In the British Medical Journal, Brian Deer provides extraordinary detail of the extent of fraud in Andrew Wakefield's paper, which, at the behest of trial lawyers, created a gigantic anti-vaccine scare that persists to this day, with untold numbers of measles cases resulting. Can you imagine the fuss if a doctor paid by a pharmaceutical company falsified study results for the profit of that corporation with adverse health effects? No signs of any class actions against trial lawyers or Robert F. Kennedy, Jr., though.
The Lancet paper was a case series of 12 child patients; it reported a proposed "new syndrome" of enterocolitis and regressive autism and associated this with MMR as an "apparent precipitating event." But in fact:
- Three of nine children reported with regressive autism did not have autism diagnosed at all. Only one child clearly had regressive autism
- Despite the paper claiming that all 12 children were "previously normal," five had documented pre-existing developmental concerns
- Some children were reported to have experienced first behavioural symptoms within days of MMR, but the records documented these as starting some months after vaccination
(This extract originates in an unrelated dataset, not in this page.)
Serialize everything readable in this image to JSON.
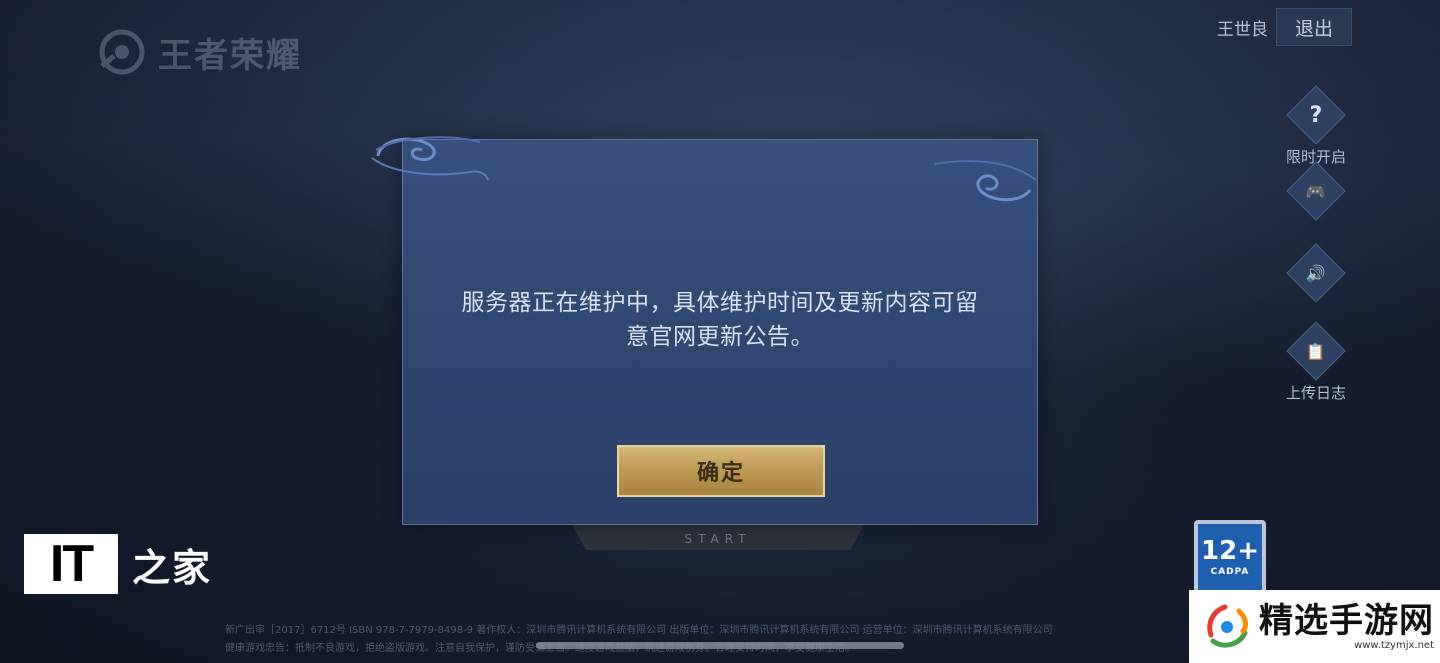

- In nine cases, unremarkable colonic histopathology results--noting no or minimal fluctuations in inflammatory cell populations--were changed after a medical school "research review" to "non-specific colitis"
- The parents of eight children were reported as blaming MMR, but 11 families made this allegation at the hospital. The exclusion of three allegations--all giving times to onset of problems in months--helped to create the appearance of a 14 day temporal link
- Patients were recruited through anti-MMR campaigners, and the study was commissioned and funded for planned litigation.